“It’s a sad day for the district when you have to apply to the bureaucracy of local  government for a resource consent to plant some trees on your farm.’’

That’s the reaction of Queenstown developer Chris Meehan to last Friday’s Environment Court finding that trees planted by one of his companies on Ayrburn Farm, beside a stretch of the Queenstown Trail, is unlawful.

He also says he’ll appeal the decision of Judge John Hassan, who ruled the planting was a non-complying activity under the proposed district plan (PDP) and a breach of the Resource
Management Act.

Waterfall Park Developments Ltd (WPD) planted the 500-metre-long double row of trees along the edge of the trail, between Christine’s Hill and Speargrass Flat Road, between late 2019 and last May.

The case was brought by Speargrass Flat Road residents James and Rebecca Hadley, who applied to the court last May for the declarations the court has subsequently made.

Summarising the case’s background in his decision, Hassan said WPD owns the 42-hectare farm on which the trees sit, as well as the adjacent Waterfall Park property.

It had a staged development plan for both properties that included an almost-complete access road into the area and consent for a 380-room hotel.

It had proposed a ‘Waterfall Park Zone’ in the Queenstown Lakes district’s plan review that would enable 100 homes and 114 visitor accommodation units, and was also seeking a rezoning of Ayrburn Farm to enable the construction of 200 homes, a retirement village of an equivalent size, or a rural lifestyle development.

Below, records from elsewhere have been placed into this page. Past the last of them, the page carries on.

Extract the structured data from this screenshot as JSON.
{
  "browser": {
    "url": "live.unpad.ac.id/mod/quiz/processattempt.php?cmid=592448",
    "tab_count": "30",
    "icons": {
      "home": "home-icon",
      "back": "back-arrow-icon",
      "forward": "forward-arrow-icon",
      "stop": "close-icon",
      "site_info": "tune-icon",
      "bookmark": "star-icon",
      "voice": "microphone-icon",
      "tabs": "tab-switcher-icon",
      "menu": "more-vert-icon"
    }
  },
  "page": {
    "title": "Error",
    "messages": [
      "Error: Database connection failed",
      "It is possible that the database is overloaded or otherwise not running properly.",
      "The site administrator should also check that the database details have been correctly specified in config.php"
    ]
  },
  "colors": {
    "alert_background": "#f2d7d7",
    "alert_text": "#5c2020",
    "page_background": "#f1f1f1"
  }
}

Another Meehan company, Winton Partners, had an agreement with the owners of Loch Linnhe Station that allowed the latter to use the farm for grazing, rent-free, for the purpose of keeping it tidy.

In his evidence, Meehan said if WPD didn’t achieve the rezoning of Ayrburn Farm, the use of the land would be ‘‘essentially limited to farming options’’, and it wanted to make it attractive for potential buyers in case it decided to sell.

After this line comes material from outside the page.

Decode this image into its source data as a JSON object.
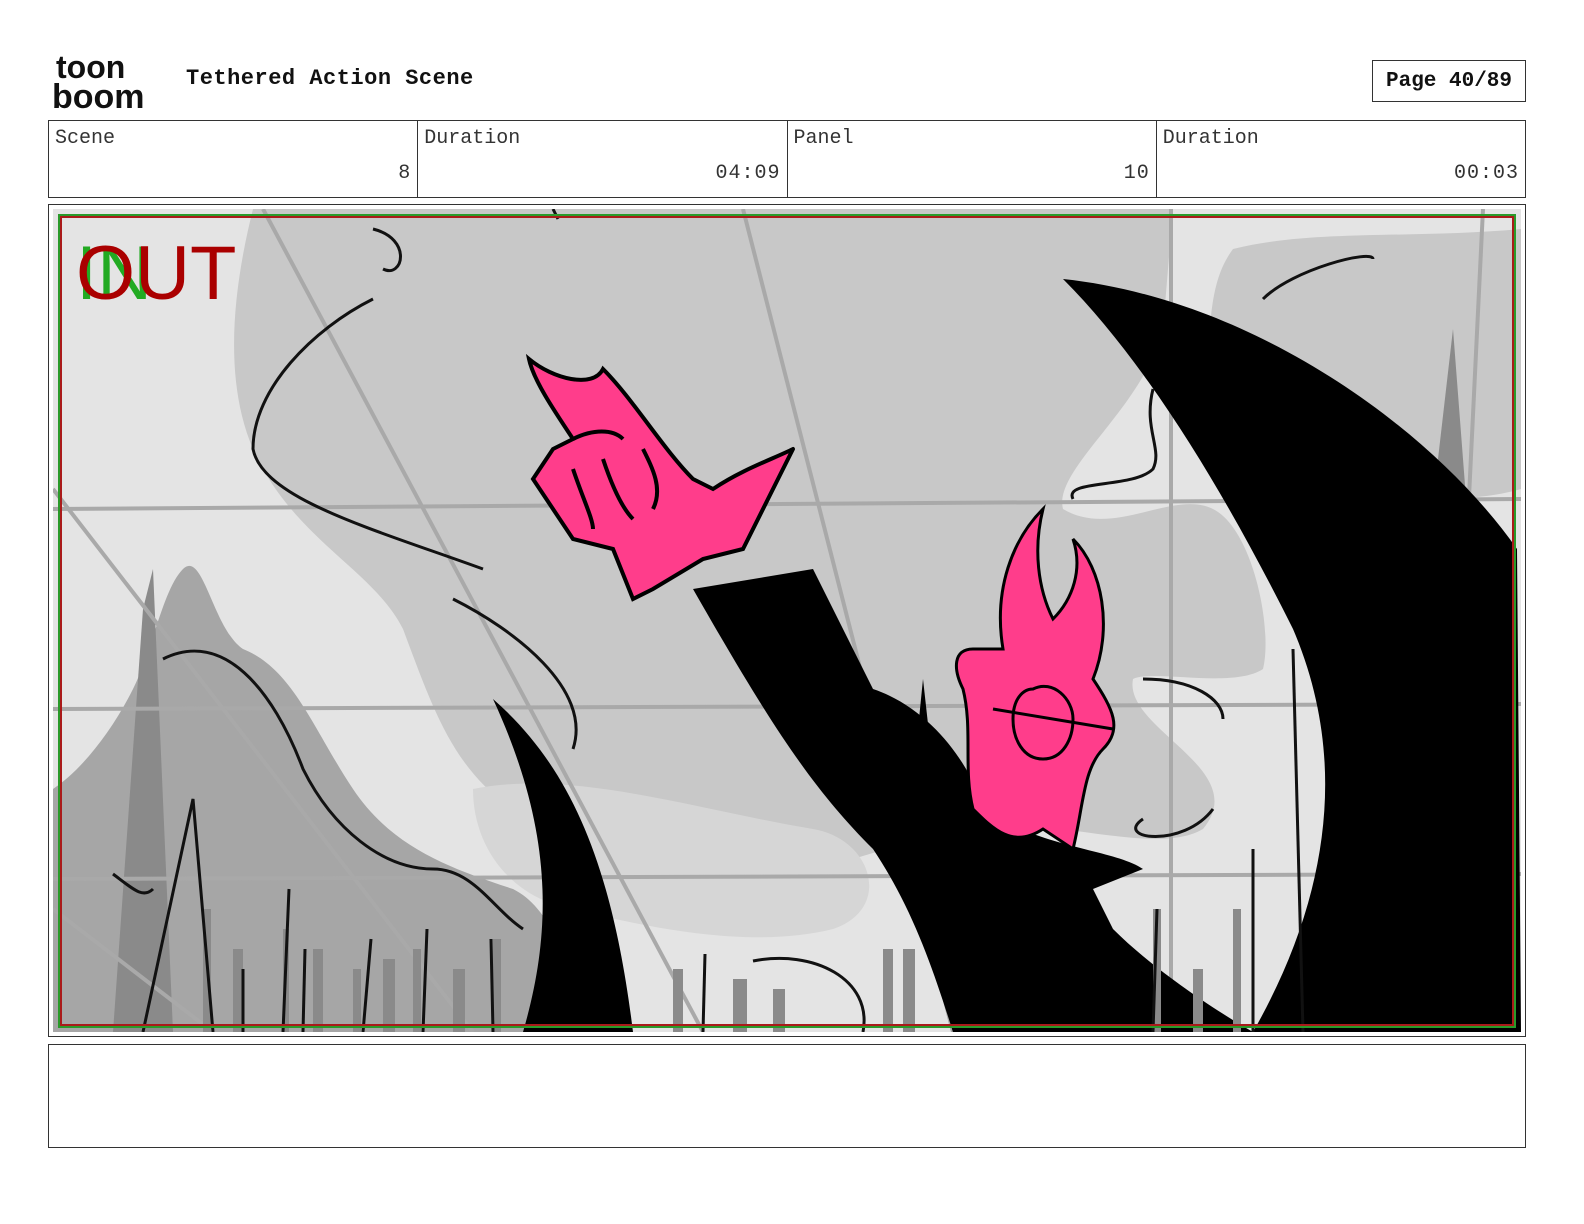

Three witnesses, including the farm’s former manager, gave evidence the planting — a mix of Leyland Cypress, Portuguese Laurel and Mountain Beech — would not serve a useful purpose as a farming shelterbelt because the area was already well protected from the wind, those tree species were unsuitable, and the double row created a ‘‘screen’’ more associated with rural residential development.

Meehan disagreed, saying in evidence the planting provided much-needed wind shelter, the species chosen were commonly used for shelterbelt and boundary planting in the area,  would help prevent stock from being disturbed by trail users, and could easily be trimmed.

The Hadleys’ lawyer, Phil Page, said the true purpose of the planting was to screen buildings and activities the company planned to establish as part of its development strategy, and was ‘‘simply trying to bypass capacity for its landscape screening to be regulated or controlled under consenting processes and related plan rules’’.

The company’s counsel, Warwick Goldsmith, said it was legitimate for his client to prepare for the real prospect of its rezoning attempt failing, and it was entitled to carry out the planting to make the site attractive for potential purchasers wanting to farm the land.

However, Hassan said the company’s evidence did not satisfy the ‘‘primary purpose’’ test in the PDP in terms of the company’s future use of the site.

It was clear the site did not need a shelterbelt for its current farming purposes, and it was ‘‘speculative’’ whether or not a future purchaser would find the planting would significantly benefit farming or other rural uses of the site.

He was also satisfied the evidence showed the planting could adversely impact the trail by shading it during the winter.

He reserved his decision on costs.